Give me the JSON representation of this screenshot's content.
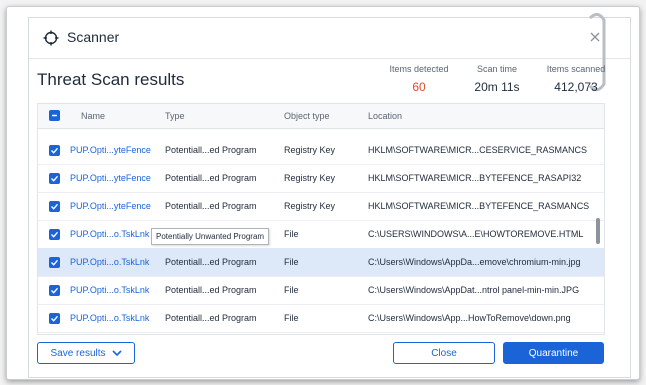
{
  "title": "Scanner",
  "heading": "Threat Scan results",
  "stats": [
    {
      "label": "Items detected",
      "value": "60",
      "color": "#d84f2a"
    },
    {
      "label": "Scan time",
      "value": "20m 11s"
    },
    {
      "label": "Items scanned",
      "value": "412,073"
    }
  ],
  "columns": {
    "name": "Name",
    "type": "Type",
    "object_type": "Object type",
    "location": "Location"
  },
  "rows": [
    {
      "name": "PUP.Opti...yteFence",
      "type": "Potentiall...ed Program",
      "object_type": "Registry Key",
      "location": "HKLM\\SOFTWARE\\MICR...CESERVICE_RASMANCS"
    },
    {
      "name": "PUP.Opti...yteFence",
      "type": "Potentiall...ed Program",
      "object_type": "Registry Key",
      "location": "HKLM\\SOFTWARE\\MICR...BYTEFENCE_RASAPI32"
    },
    {
      "name": "PUP.Opti...yteFence",
      "type": "Potentiall...ed Program",
      "object_type": "Registry Key",
      "location": "HKLM\\SOFTWARE\\MICR...BYTEFENCE_RASMANCS"
    },
    {
      "name": "PUP.Opti...o.TskLnk",
      "type": "",
      "object_type": "File",
      "location": "C:\\USERS\\WINDOWS\\A...E\\HOWTOREMOVE.HTML"
    },
    {
      "name": "PUP.Opti...o.TskLnk",
      "type": "Potentiall...ed Program",
      "object_type": "File",
      "location": "C:\\Users\\Windows\\AppDa...emove\\chromium-min.jpg"
    },
    {
      "name": "PUP.Opti...o.TskLnk",
      "type": "Potentiall...ed Program",
      "object_type": "File",
      "location": "C:\\Users\\Windows\\AppDat...ntrol panel-min-min.JPG"
    },
    {
      "name": "PUP.Opti...o.TskLnk",
      "type": "Potentiall...ed Program",
      "object_type": "File",
      "location": "C:\\Users\\Windows\\App...HowToRemove\\down.png"
    }
  ],
  "tooltip": "Potentially Unwanted Program",
  "buttons": {
    "save": "Save results",
    "close": "Close",
    "quarantine": "Quarantine"
  },
  "colors": {
    "accent": "#1b64d8",
    "alert": "#d84f2a",
    "selected_row": "#dde8f8"
  },
  "icons": {
    "title": "crosshair-icon",
    "close": "close-icon",
    "dropdown": "chevron-down-icon",
    "check": "check-icon"
  }
}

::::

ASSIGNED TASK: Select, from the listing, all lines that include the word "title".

WRITTEN SOLUTION:
  "title": "Scanner",
    "title": "crosshair-icon",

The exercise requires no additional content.